The holidays are before us. The electricity is back on after last week’s powerful storm. And yet my heart is grieving. Saturday night, my family stood outside clapping and shouting “Thank you!” to the line and tree workers who reconnected us with the world. But the next day that same connection brought news of 26 worshipers shot dead in a Texas church.
That same weekend, the bodies of 26 Nigerian girls believed to be sex trafficking victims were retrieved from the Mediterranean Sea. Some were said to be as young as 14, the same age as my daughter and the age of Annabelle Pomeroy, the pastor’s daughter slain in Texas.
With the prophet Habakkuk, my heart cries:
“How long, O Lord, must I call for help, but you do not listen?
Or cry out to you, “Violence!” but you do not save?
Why do you make me look at injustice?
Why do you tolerate wrongdoing?
Destruction and violence are before me;
There is strife, and conflict abounds.
Therefore the law is paralyzed,
And justice never prevails.
The wicked hem in the righteous,
So that justice is perverted,” (1:2-4 TNIV).
Unlike the beloved dead, mourned and soon to be laid to rest in Texas, those who drowned off the shore of Italy have no one to claim them. How many die in anonymity, their death cries heard by no one but God, their names and burial paces lost forever?
“Why then do you tolerate the treacherous?
Why are you silent while the wicked swallow up those more righteous than themselves?
I will stand at my watch and station myself on the ramparts;

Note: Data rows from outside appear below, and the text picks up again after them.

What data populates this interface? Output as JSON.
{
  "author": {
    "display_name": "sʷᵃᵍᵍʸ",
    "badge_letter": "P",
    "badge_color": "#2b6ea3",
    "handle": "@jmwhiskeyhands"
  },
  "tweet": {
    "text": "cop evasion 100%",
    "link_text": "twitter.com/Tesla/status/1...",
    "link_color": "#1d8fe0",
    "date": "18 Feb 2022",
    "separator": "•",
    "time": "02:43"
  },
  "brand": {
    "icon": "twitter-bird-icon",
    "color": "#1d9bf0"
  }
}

I will look to see what he will say to me,” (1:13, 2:1).
And what will you say, Lord, to those who cry for justice?
What will you say, to those who beg for mercy?
Do you listen?

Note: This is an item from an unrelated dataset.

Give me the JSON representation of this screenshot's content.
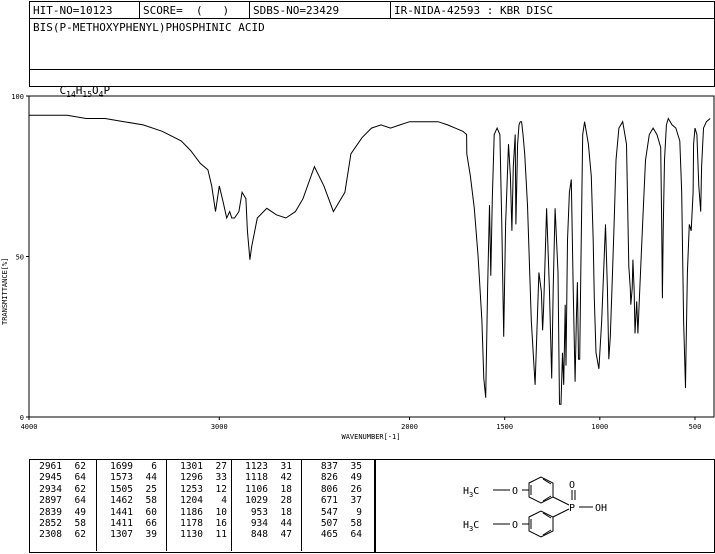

Do you still save?
What do you have to say for yourself?
“Then the Lord replied, ‘The revelation awaits an appointed time.
Though it linger, wait for it.
For the earth will be filled with the knowledge of the glory of the Lord
As the waters cover the sea.’
The Lord is in his holy temple;
Let all the earth be silent before him,” (2:3, 14, 20).
My heart cries,
“Lord, I have heard of your fame;
I stand in awe of your deeds, Lord.
Renew them in our day,
In our time make them known;
In wrath, remember mercy,” (3:2).
I am watching, Lord.
I am waiting.
The whole earth is waiting.
Meadow Rue Merrill, the author of Redeeming Ruth: Everything Life Takes, Love Restores, writes for children and adults from a little house in the big woods of midcoast Maine. Connect at www.meadowrue.com